• REQUIRED WORK:
A word-for-word copy of the entries is the only acceptable reply.

• RECORDS FOR THE EXERCISE:
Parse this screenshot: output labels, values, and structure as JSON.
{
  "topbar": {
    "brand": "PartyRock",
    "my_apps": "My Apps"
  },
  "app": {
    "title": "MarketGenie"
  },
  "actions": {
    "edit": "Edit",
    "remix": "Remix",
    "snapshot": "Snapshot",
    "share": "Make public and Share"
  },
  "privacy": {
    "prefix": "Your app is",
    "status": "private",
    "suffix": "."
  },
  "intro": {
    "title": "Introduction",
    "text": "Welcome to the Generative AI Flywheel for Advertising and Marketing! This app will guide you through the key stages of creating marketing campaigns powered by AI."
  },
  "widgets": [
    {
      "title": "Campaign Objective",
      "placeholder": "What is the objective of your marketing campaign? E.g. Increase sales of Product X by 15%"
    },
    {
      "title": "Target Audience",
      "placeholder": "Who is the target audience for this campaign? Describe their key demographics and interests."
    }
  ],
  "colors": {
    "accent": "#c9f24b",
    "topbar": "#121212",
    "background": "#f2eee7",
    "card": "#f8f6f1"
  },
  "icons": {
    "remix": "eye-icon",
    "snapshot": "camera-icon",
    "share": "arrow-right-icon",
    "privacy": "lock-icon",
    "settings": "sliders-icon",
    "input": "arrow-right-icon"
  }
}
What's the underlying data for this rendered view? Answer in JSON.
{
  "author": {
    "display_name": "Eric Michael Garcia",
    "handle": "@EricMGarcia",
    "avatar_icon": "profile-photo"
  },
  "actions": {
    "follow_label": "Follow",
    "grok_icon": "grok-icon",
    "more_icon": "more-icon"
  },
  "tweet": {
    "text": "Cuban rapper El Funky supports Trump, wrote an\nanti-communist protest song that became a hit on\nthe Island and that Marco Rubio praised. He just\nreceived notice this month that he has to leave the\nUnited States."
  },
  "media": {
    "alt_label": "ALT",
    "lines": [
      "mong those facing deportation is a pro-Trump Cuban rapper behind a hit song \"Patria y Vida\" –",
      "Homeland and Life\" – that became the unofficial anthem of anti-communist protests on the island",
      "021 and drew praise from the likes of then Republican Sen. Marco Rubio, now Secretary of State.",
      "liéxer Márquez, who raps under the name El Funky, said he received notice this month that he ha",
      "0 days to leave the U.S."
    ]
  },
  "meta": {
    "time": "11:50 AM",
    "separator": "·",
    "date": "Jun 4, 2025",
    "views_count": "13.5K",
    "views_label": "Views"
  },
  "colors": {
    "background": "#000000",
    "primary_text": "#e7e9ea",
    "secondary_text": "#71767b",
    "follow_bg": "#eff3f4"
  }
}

• SOLUTION FOR THIS PROBLEM:
Parse this screenshot: output labels, values, and structure as JSON.
{
  "topbar": {
    "brand": "PartyRock",
    "my_apps": "My Apps"
  },
  "app": {
    "title": "MarketGenie"
  },
  "actions": {
    "edit": "Edit",
    "remix": "Remix",
    "snapshot": "Snapshot",
    "share": "Make public and Share"
  },
  "privacy": {
    "prefix": "Your app is",
    "status": "private",
    "suffix": "."
  },
  "intro": {
    "title": "Introduction",
    "text": "Welcome to the Generative AI Flywheel for Advertising and Marketing! This app will guide you through the key stages of creating marketing campaigns powered by AI."
  },
  "widgets": [
    {
      "title": "Campaign Objective",
      "placeholder": "What is the objective of your marketing campaign? E.g. Increase sales of Product X by 15%"
    },
    {
      "title": "Target Audience",
      "placeholder": "Who is the target audience for this campaign? Describe their key demographics and interests."
    }
  ],
  "colors": {
    "accent": "#c9f24b",
    "topbar": "#121212",
    "background": "#f2eee7",
    "card": "#f8f6f1"
  },
  "icons": {
    "remix": "eye-icon",
    "snapshot": "camera-icon",
    "share": "arrow-right-icon",
    "privacy": "lock-icon",
    "settings": "sliders-icon",
    "input": "arrow-right-icon"
  }
}
What's the underlying data for this rendered view? Answer in JSON.
{
  "author": {
    "display_name": "Eric Michael Garcia",
    "handle": "@EricMGarcia",
    "avatar_icon": "profile-photo"
  },
  "actions": {
    "follow_label": "Follow",
    "grok_icon": "grok-icon",
    "more_icon": "more-icon"
  },
  "tweet": {
    "text": "Cuban rapper El Funky supports Trump, wrote an\nanti-communist protest song that became a hit on\nthe Island and that Marco Rubio praised. He just\nreceived notice this month that he has to leave the\nUnited States."
  },
  "media": {
    "alt_label": "ALT",
    "lines": [
      "mong those facing deportation is a pro-Trump Cuban rapper behind a hit song \"Patria y Vida\" –",
      "Homeland and Life\" – that became the unofficial anthem of anti-communist protests on the island",
      "021 and drew praise from the likes of then Republican Sen. Marco Rubio, now Secretary of State.",
      "liéxer Márquez, who raps under the name El Funky, said he received notice this month that he ha",
      "0 days to leave the U.S."
    ]
  },
  "meta": {
    "time": "11:50 AM",
    "separator": "·",
    "date": "Jun 4, 2025",
    "views_count": "13.5K",
    "views_label": "Views"
  },
  "colors": {
    "background": "#000000",
    "primary_text": "#e7e9ea",
    "secondary_text": "#71767b",
    "follow_bg": "#eff3f4"
  }
}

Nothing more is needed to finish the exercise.